Home health care providers are fighting back against an Obama Administration proposal to require that all home home health companies pay their workers the federal minimum wage.
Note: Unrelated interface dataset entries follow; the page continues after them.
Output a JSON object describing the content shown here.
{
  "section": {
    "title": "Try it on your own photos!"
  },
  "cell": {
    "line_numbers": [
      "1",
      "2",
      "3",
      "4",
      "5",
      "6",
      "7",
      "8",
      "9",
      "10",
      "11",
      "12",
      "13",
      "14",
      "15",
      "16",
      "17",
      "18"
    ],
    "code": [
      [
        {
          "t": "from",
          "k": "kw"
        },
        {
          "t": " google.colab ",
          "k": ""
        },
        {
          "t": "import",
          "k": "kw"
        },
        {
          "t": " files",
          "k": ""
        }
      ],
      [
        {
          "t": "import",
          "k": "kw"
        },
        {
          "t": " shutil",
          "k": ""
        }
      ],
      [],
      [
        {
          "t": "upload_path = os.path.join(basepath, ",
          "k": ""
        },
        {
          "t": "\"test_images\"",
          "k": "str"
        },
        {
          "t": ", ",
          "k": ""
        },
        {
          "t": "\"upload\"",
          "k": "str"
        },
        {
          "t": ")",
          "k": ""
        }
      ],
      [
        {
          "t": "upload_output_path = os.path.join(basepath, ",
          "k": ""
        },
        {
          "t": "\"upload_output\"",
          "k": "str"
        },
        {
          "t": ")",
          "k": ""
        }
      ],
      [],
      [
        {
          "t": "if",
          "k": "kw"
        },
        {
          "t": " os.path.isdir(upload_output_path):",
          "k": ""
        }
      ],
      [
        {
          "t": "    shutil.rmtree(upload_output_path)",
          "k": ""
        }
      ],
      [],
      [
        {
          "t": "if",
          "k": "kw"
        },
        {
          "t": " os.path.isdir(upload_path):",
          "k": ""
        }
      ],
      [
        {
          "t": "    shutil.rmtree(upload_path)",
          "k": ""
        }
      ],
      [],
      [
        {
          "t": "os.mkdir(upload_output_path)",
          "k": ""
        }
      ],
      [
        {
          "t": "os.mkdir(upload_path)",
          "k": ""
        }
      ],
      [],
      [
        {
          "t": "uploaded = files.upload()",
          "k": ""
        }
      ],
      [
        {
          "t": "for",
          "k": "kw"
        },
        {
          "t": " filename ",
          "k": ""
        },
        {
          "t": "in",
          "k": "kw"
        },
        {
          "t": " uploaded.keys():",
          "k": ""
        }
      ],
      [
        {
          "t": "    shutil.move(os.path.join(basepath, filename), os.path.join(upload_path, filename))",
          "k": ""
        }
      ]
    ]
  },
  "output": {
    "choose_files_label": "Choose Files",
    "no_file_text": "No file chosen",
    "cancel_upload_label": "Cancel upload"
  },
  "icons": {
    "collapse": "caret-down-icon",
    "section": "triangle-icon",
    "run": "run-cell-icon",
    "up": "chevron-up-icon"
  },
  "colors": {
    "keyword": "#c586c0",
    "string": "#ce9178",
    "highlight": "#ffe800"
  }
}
The companies have long been excluded from federal wage law; instead they have been subject to local and state rules, USA Today reports.
The companies have been more profitable than in many industries, the report states.
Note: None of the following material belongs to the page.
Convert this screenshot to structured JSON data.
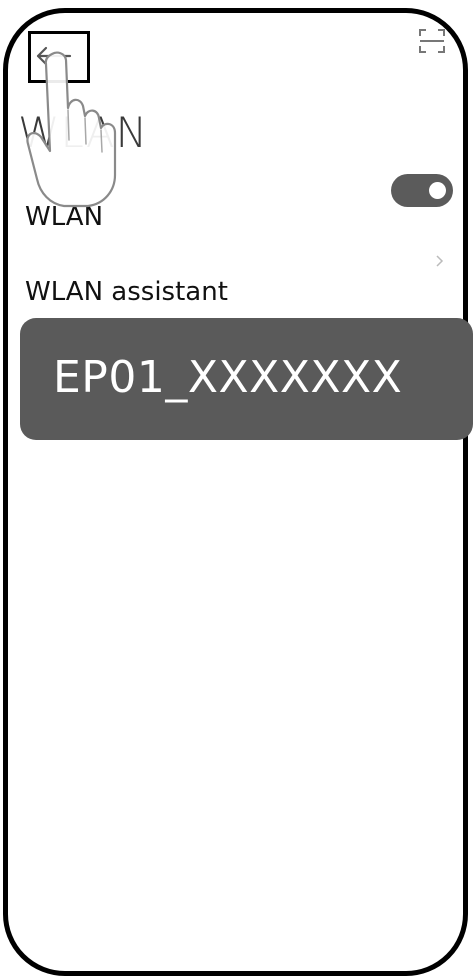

One of the industry’s leading companies, Home Instead Senior Care, spent at least $362,000 in 2011 fighting the proposal while it also touts an 18.8 yield ratio of investment to revenue, which was the highest in the group reviewed by the magazine Franchise Business Review.
A spokesman for Home Instead sent a news release from the Private Duty Homecare Association stating that the proposed rules would cut employees’ hours and, ultimately, hurt caregivers.
Home health companies have been more profitable in the past two years, even as other businesses have been hit hard by the economy, said Michael Lubansky, an analyst with Sageworks, which analyzes financial data for privately held companies.
…Minimum wage is currently $7.25 an hour, and a Labor Department proposal issued in December calls for home health agencies to follow federal wage and hour laws for their workers, overturning a decades-old law that exempted home health care aides from federal wage laws.
In light of cuts to Medicaid reimbursement rates, the industry may be unable to keep up under the wage increase.
Read the full article at USA Today.